As an athlete, sometimes it can be very difficult to accept criticism. It can often feel as if you’re being personally attacked (I know this well, I’m an extremely stubborn person and tend to take everything personally). Learning to objectively listen to coaching feedback is critical for athletes to progress from good to great. This requires athletes to be humble and detach their self-worth from their performance (which is a good thing itself!). Uncoachable athletes will always limit their performance ceiling by ignoring feedback. If you don’t have the answer - seek out someone who does. Even knowledgeable athletes can benefit from having mentors or hiring a coach.
All athletes can benefit from effective recovery strategies. Prioritizing recovery in your training program can mean taking a planned rest day 1-2 times each week, taking a day off when your body is saying you need it, or simply taking a contrast shower (alternating hot/cold) to alter nervous system activation. The less ‘elite’ your genetics are the more this matters. Elite athletes tend to be elite because their physiologies allow for faster recovery and greater adaptation to a training stimulus. If you’re not blessed with these genes and want to be competitive, then you need to ensure that you're doing everything you can to recover as quickly as possible.

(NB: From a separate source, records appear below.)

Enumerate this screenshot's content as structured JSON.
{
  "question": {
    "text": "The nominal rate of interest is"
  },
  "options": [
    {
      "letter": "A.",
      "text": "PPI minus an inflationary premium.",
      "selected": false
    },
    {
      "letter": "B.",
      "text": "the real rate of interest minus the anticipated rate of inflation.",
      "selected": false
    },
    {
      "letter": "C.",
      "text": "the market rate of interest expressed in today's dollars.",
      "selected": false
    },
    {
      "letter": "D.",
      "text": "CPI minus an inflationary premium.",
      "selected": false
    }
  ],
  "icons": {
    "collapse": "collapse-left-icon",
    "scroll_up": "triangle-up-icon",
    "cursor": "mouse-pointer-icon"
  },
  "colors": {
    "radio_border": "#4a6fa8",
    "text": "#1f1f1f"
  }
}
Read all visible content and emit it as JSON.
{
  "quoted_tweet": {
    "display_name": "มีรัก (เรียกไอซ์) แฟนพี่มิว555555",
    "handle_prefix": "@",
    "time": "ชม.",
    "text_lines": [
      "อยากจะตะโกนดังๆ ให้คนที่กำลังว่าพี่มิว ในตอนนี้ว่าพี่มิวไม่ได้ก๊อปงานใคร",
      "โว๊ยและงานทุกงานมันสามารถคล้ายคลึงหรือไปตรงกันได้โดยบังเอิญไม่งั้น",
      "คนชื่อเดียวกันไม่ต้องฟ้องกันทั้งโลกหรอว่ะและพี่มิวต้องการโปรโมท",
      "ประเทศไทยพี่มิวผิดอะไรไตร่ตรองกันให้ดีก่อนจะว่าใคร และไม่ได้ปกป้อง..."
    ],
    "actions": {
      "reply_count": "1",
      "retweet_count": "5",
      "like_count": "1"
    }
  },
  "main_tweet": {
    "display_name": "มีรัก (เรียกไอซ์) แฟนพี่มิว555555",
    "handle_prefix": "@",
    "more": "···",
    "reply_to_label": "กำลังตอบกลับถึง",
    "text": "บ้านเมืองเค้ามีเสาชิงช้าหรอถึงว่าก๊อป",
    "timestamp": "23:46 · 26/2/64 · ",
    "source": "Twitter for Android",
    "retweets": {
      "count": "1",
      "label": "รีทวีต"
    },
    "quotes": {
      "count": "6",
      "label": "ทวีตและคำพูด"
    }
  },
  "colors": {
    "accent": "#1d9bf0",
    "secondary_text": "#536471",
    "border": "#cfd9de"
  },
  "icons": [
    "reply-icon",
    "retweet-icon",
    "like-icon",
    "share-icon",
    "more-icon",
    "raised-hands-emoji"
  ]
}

That doesn’t mean go out and buy the latest and greatest recovery device - it means being consistent with the basics: nutrition, sleep, stress management, mobility, and getting professional care when you need it.
Use what you know, every day. So many times I talk to athletes who have a good sense of how they should be eating and recovering, they know that they need to implement stress management techniques, and they know that they need to be doing mindful technical practice...the problem is that they don’t do it! The journey to athletic success requires YOU to DO WHAT YOU KNOW YOU NEED TO DO CONSISTENTLY and to build upon our own body of work. Success in any endeavour is never an accident it requires a balance of all of these factors day in and day out. There are many people out there who will try to help you - but you are the only one who can make the decision to be a champion.